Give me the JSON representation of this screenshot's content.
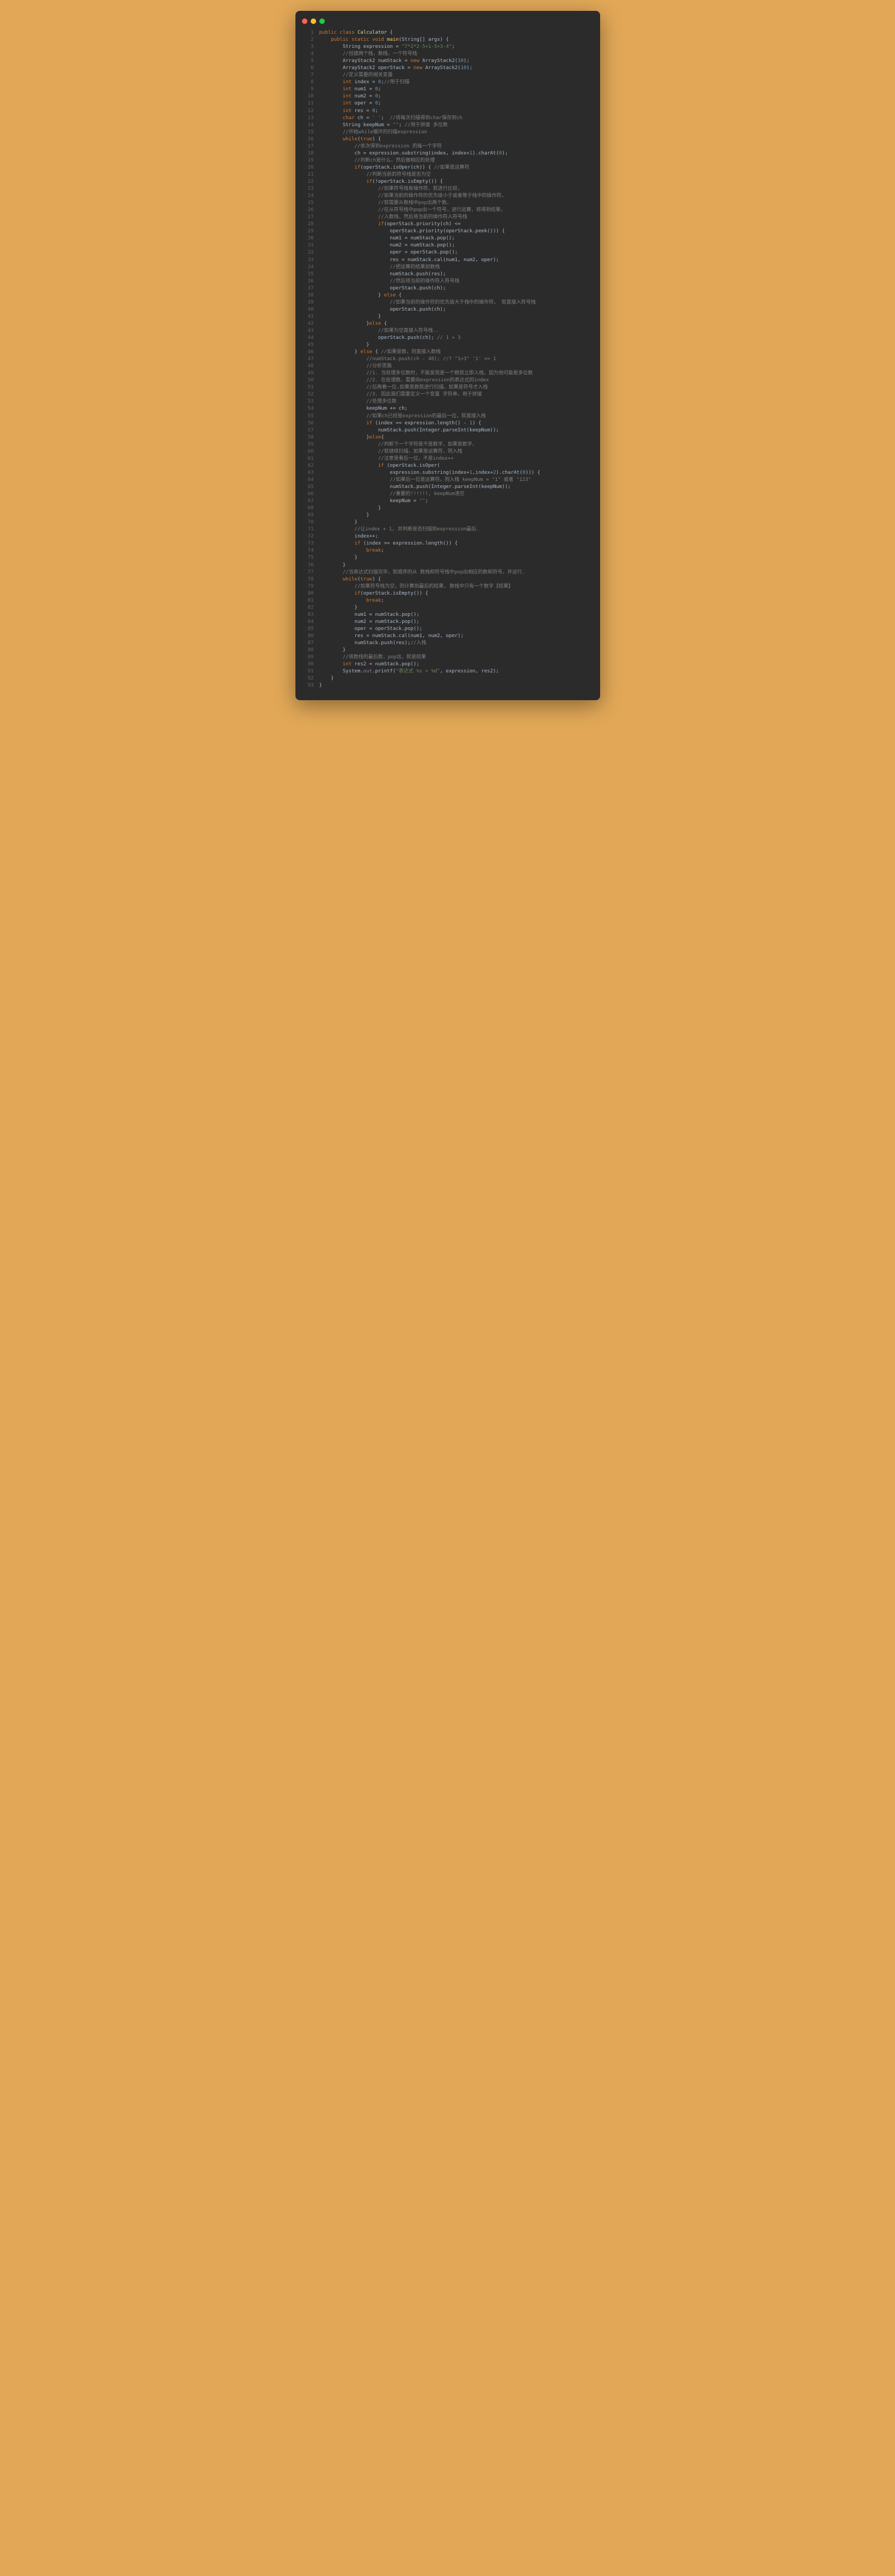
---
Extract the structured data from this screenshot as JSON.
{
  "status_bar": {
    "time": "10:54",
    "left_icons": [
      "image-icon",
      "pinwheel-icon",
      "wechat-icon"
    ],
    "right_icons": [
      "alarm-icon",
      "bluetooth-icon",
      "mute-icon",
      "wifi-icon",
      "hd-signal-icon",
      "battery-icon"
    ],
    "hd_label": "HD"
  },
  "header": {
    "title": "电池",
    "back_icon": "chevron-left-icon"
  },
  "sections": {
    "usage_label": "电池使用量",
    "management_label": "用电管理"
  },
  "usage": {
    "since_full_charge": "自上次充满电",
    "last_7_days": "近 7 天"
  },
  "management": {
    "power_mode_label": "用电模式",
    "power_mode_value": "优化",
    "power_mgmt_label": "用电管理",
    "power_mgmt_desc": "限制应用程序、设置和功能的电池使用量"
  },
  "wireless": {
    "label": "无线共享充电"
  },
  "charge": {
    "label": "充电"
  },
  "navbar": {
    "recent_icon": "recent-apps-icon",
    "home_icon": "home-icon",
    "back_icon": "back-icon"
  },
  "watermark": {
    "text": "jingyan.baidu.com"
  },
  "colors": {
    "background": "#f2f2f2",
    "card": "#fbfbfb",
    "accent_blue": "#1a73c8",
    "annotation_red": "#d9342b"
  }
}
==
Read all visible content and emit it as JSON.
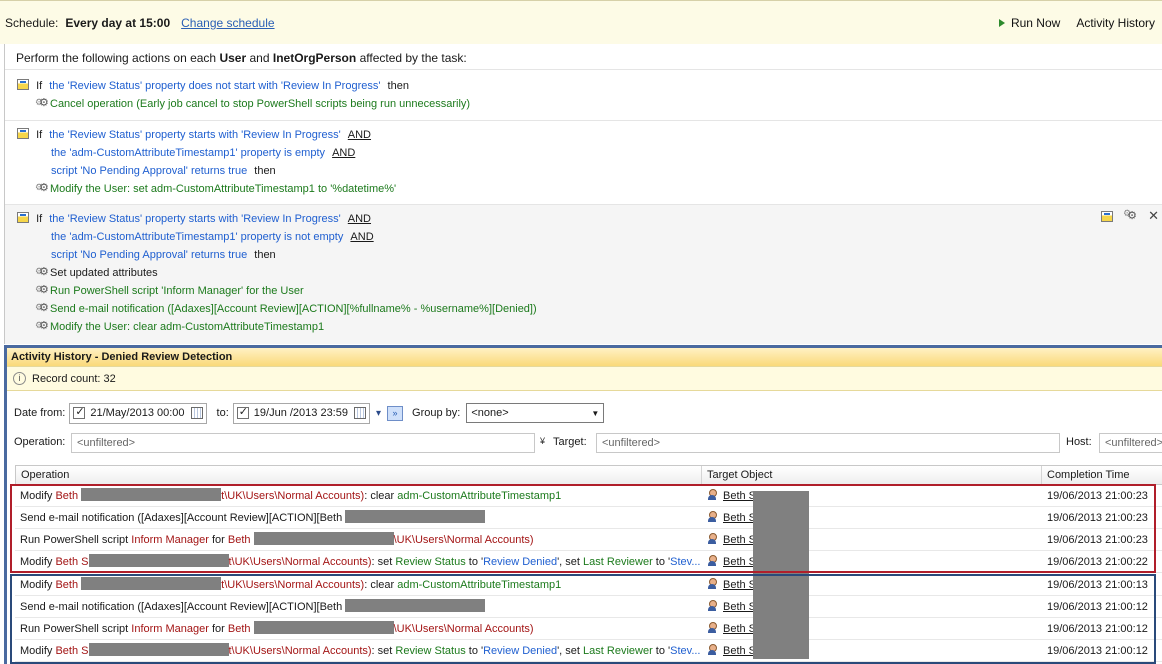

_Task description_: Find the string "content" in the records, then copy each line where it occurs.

_Solution to this exercise_:
Give me the JSON representation of this screenshot's content.
Read all visible content and emit it as JSON.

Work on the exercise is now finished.